Jeffers used rhyme with discretion, but he maximized repetition of parts to intensify the “epic line” American poets have inherited from Walt Whitman. The epic line projected Jeffers’ passionate attention to small things and big events in historical experiences. Surreal phrasing is a typical feature in his work, a feature that also flavors the poetry of Bob Kaufman. Consider Jeffers’ “in the sea the anchor of your/ soul rushes to the surface on flying fish’s wings” or “The hawk is slavery still alive in me/ my testicles afloat in cotton field.” How many blues songs swam through his mind when he wrote “My own flesh has been nailed so strait/ I’ve been forgot by my own genius”? Exploration of Jeffers’ poetic landscape yields moments of technical brilliance, moments that challenge us to find our own wordpaths to similar achievements. We must know what the ancient rain can bring.
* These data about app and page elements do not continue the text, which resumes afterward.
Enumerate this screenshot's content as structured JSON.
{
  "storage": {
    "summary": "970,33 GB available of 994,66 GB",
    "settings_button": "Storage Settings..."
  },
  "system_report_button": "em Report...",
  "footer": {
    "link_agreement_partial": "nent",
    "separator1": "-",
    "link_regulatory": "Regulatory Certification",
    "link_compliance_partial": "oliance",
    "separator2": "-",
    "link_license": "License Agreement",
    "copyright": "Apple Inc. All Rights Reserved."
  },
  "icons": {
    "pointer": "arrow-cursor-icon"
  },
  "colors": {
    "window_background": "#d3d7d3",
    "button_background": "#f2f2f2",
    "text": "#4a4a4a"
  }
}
When I ended “Second April Poem (for Lance Jeffers)” with the lines
People who want to be
the alpha and omega
ought to take lessons
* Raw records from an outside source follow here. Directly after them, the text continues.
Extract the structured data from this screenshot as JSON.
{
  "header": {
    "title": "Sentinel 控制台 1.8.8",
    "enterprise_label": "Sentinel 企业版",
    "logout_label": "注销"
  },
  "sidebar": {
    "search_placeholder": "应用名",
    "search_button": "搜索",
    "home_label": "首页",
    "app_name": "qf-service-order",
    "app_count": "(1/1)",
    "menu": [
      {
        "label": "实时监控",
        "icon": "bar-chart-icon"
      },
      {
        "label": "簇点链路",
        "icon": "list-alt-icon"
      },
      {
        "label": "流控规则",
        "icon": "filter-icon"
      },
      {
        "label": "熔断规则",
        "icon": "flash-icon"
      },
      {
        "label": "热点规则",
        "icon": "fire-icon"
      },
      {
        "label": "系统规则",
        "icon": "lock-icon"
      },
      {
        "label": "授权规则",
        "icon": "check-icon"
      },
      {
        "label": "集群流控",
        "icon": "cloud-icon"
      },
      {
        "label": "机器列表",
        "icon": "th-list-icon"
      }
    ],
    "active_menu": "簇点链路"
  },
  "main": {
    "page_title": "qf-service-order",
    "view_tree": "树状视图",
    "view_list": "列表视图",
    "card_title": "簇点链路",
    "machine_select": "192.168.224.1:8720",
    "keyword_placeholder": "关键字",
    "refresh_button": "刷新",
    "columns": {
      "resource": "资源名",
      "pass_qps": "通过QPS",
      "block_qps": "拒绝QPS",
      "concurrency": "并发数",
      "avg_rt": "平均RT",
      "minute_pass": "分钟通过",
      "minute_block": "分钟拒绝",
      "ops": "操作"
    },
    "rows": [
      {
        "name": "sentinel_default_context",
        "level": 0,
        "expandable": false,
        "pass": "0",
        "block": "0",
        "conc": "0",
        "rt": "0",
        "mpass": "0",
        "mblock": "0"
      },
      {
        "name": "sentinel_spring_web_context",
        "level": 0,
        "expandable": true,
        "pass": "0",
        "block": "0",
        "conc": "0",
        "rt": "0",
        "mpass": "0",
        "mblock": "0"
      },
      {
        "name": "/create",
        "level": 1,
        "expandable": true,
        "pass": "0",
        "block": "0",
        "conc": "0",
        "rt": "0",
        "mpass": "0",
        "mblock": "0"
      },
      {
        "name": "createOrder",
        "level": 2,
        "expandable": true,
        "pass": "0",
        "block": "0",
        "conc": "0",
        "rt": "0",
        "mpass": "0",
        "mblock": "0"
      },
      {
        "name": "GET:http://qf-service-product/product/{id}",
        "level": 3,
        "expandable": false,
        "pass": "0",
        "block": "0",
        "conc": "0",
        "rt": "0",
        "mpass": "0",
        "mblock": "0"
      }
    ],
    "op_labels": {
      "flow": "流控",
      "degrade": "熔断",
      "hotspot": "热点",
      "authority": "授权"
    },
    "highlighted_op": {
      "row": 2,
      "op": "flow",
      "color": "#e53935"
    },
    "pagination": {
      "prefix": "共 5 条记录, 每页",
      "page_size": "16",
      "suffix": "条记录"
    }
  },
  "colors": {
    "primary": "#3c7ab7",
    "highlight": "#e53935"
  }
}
from my friend Lance
who made morality a verb.
I thought of how Old Testament his prophecy was. He was unashamed in testifying about the evil and the good in human beings. He had conviction and character. He was willing to predict that a male poet “will explore the unexplored continent of himself and his people, will seek out the hidden caves and springs of beauty and hell, will seek out the hell and the complexity within his bones and within the viscera of his people” (“The Death of the Defensive Posture,” 259). These thundering words come from his seminal essay in The Black Seventies (Boston: Porter Sargent, 1970), edited by Floyd B. Barbour. His referring us to land masses and body parts is indicative of his “scientific” posture with regard to discovering truths about humanity. References to geography and anatomy recur in his poems; they reinforce the sense of greatness or grandeur. His aesthetic is grounded in humanistic, pre-Black Arts assumptions about the human condition, but his poetics is grounded in relentless investigation of what the human condition is from the vantage of Blackness. His “humanistic” response to writing as a way of knowing was an effort to balance logic with sensual saturation. His writing is a fine example of how universally inseparable are art and ethos.
From reading Lance Jeffers, not once but many times, we may learn the value of disciplined uses of language, of exorcising demons that seek to persuade us that we have no obligations as poets to our biological and literary ancestors and descendents. Truth be told, we can learn to write well from many poets other than Lance Jeffers. Whether they can teach us as well as his works can the validating beauty of writing toward balance is a matter for contemplation.